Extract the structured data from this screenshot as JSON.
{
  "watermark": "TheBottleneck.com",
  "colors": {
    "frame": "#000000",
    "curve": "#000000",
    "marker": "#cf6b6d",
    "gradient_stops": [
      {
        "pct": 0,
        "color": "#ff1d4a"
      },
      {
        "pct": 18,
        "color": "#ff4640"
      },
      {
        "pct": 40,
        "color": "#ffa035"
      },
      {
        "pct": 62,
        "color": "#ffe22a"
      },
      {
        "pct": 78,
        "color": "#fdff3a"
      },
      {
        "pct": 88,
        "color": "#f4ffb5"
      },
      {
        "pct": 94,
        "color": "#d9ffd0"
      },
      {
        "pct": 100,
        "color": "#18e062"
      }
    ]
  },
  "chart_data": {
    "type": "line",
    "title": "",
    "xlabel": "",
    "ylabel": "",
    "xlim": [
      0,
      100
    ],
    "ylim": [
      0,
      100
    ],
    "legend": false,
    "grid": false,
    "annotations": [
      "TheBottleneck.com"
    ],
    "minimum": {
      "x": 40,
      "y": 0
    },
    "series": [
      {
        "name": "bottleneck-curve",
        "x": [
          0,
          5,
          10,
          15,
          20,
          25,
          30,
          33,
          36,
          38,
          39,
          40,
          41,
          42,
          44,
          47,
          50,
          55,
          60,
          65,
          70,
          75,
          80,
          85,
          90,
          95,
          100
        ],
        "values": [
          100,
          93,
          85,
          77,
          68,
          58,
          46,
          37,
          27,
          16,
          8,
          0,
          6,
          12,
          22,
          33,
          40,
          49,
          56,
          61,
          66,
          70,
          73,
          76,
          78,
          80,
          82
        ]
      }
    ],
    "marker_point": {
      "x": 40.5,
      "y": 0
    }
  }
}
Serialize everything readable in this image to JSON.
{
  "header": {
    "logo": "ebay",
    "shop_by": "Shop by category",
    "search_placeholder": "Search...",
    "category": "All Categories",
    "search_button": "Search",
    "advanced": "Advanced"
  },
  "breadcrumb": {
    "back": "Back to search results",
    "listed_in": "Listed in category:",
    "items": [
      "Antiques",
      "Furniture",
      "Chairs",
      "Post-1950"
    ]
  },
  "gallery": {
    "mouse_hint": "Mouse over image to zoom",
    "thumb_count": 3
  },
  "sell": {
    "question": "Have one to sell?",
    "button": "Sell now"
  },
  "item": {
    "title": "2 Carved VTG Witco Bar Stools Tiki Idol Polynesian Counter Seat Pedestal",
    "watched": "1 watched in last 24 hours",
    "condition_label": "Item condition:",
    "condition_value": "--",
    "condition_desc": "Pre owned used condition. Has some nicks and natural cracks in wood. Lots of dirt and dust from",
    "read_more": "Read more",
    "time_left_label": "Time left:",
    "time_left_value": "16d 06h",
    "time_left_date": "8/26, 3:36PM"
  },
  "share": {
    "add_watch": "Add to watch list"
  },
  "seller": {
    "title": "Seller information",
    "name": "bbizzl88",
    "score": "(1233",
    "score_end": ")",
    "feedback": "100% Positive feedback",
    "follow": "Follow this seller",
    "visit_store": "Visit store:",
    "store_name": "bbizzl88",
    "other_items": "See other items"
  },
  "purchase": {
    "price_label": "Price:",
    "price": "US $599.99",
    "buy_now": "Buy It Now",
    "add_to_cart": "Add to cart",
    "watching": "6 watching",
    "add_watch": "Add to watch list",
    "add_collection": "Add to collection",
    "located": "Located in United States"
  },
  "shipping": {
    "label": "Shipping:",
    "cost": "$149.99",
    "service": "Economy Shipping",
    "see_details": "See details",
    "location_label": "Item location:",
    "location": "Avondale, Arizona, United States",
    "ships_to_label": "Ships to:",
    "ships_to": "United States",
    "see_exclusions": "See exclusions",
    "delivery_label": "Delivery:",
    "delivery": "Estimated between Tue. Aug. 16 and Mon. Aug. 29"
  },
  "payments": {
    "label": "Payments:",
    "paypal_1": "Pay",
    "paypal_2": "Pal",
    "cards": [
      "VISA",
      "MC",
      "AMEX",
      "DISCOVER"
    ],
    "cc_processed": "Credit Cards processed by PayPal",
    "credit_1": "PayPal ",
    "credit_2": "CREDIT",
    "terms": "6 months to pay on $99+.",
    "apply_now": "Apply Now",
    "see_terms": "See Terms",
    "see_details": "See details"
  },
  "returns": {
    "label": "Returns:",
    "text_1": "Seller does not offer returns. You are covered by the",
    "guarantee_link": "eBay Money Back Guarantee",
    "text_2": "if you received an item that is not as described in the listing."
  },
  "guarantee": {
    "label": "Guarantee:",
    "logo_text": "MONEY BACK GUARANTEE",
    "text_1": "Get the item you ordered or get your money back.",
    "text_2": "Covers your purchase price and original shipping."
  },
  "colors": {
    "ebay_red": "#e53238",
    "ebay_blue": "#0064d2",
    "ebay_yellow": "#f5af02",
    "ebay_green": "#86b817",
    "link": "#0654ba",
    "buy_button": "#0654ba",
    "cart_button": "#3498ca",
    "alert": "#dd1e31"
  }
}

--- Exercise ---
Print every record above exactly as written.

--- Solution to this exercise ---
Extract the structured data from this screenshot as JSON.
{
  "watermark": "TheBottleneck.com",
  "colors": {
    "frame": "#000000",
    "curve": "#000000",
    "marker": "#cf6b6d",
    "gradient_stops": [
      {
        "pct": 0,
        "color": "#ff1d4a"
      },
      {
        "pct": 18,
        "color": "#ff4640"
      },
      {
        "pct": 40,
        "color": "#ffa035"
      },
      {
        "pct": 62,
        "color": "#ffe22a"
      },
      {
        "pct": 78,
        "color": "#fdff3a"
      },
      {
        "pct": 88,
        "color": "#f4ffb5"
      },
      {
        "pct": 94,
        "color": "#d9ffd0"
      },
      {
        "pct": 100,
        "color": "#18e062"
      }
    ]
  },
  "chart_data": {
    "type": "line",
    "title": "",
    "xlabel": "",
    "ylabel": "",
    "xlim": [
      0,
      100
    ],
    "ylim": [
      0,
      100
    ],
    "legend": false,
    "grid": false,
    "annotations": [
      "TheBottleneck.com"
    ],
    "minimum": {
      "x": 40,
      "y": 0
    },
    "series": [
      {
        "name": "bottleneck-curve",
        "x": [
          0,
          5,
          10,
          15,
          20,
          25,
          30,
          33,
          36,
          38,
          39,
          40,
          41,
          42,
          44,
          47,
          50,
          55,
          60,
          65,
          70,
          75,
          80,
          85,
          90,
          95,
          100
        ],
        "values": [
          100,
          93,
          85,
          77,
          68,
          58,
          46,
          37,
          27,
          16,
          8,
          0,
          6,
          12,
          22,
          33,
          40,
          49,
          56,
          61,
          66,
          70,
          73,
          76,
          78,
          80,
          82
        ]
      }
    ],
    "marker_point": {
      "x": 40.5,
      "y": 0
    }
  }
}
Serialize everything readable in this image to JSON.
{
  "header": {
    "logo": "ebay",
    "shop_by": "Shop by category",
    "search_placeholder": "Search...",
    "category": "All Categories",
    "search_button": "Search",
    "advanced": "Advanced"
  },
  "breadcrumb": {
    "back": "Back to search results",
    "listed_in": "Listed in category:",
    "items": [
      "Antiques",
      "Furniture",
      "Chairs",
      "Post-1950"
    ]
  },
  "gallery": {
    "mouse_hint": "Mouse over image to zoom",
    "thumb_count": 3
  },
  "sell": {
    "question": "Have one to sell?",
    "button": "Sell now"
  },
  "item": {
    "title": "2 Carved VTG Witco Bar Stools Tiki Idol Polynesian Counter Seat Pedestal",
    "watched": "1 watched in last 24 hours",
    "condition_label": "Item condition:",
    "condition_value": "--",
    "condition_desc": "Pre owned used condition. Has some nicks and natural cracks in wood. Lots of dirt and dust from",
    "read_more": "Read more",
    "time_left_label": "Time left:",
    "time_left_value": "16d 06h",
    "time_left_date": "8/26, 3:36PM"
  },
  "share": {
    "add_watch": "Add to watch list"
  },
  "seller": {
    "title": "Seller information",
    "name": "bbizzl88",
    "score": "(1233",
    "score_end": ")",
    "feedback": "100% Positive feedback",
    "follow": "Follow this seller",
    "visit_store": "Visit store:",
    "store_name": "bbizzl88",
    "other_items": "See other items"
  },
  "purchase": {
    "price_label": "Price:",
    "price": "US $599.99",
    "buy_now": "Buy It Now",
    "add_to_cart": "Add to cart",
    "watching": "6 watching",
    "add_watch": "Add to watch list",
    "add_collection": "Add to collection",
    "located": "Located in United States"
  },
  "shipping": {
    "label": "Shipping:",
    "cost": "$149.99",
    "service": "Economy Shipping",
    "see_details": "See details",
    "location_label": "Item location:",
    "location": "Avondale, Arizona, United States",
    "ships_to_label": "Ships to:",
    "ships_to": "United States",
    "see_exclusions": "See exclusions",
    "delivery_label": "Delivery:",
    "delivery": "Estimated between Tue. Aug. 16 and Mon. Aug. 29"
  },
  "payments": {
    "label": "Payments:",
    "paypal_1": "Pay",
    "paypal_2": "Pal",
    "cards": [
      "VISA",
      "MC",
      "AMEX",
      "DISCOVER"
    ],
    "cc_processed": "Credit Cards processed by PayPal",
    "credit_1": "PayPal ",
    "credit_2": "CREDIT",
    "terms": "6 months to pay on $99+.",
    "apply_now": "Apply Now",
    "see_terms": "See Terms",
    "see_details": "See details"
  },
  "returns": {
    "label": "Returns:",
    "text_1": "Seller does not offer returns. You are covered by the",
    "guarantee_link": "eBay Money Back Guarantee",
    "text_2": "if you received an item that is not as described in the listing."
  },
  "guarantee": {
    "label": "Guarantee:",
    "logo_text": "MONEY BACK GUARANTEE",
    "text_1": "Get the item you ordered or get your money back.",
    "text_2": "Covers your purchase price and original shipping."
  },
  "colors": {
    "ebay_red": "#e53238",
    "ebay_blue": "#0064d2",
    "ebay_yellow": "#f5af02",
    "ebay_green": "#86b817",
    "link": "#0654ba",
    "buy_button": "#0654ba",
    "cart_button": "#3498ca",
    "alert": "#dd1e31"
  }
}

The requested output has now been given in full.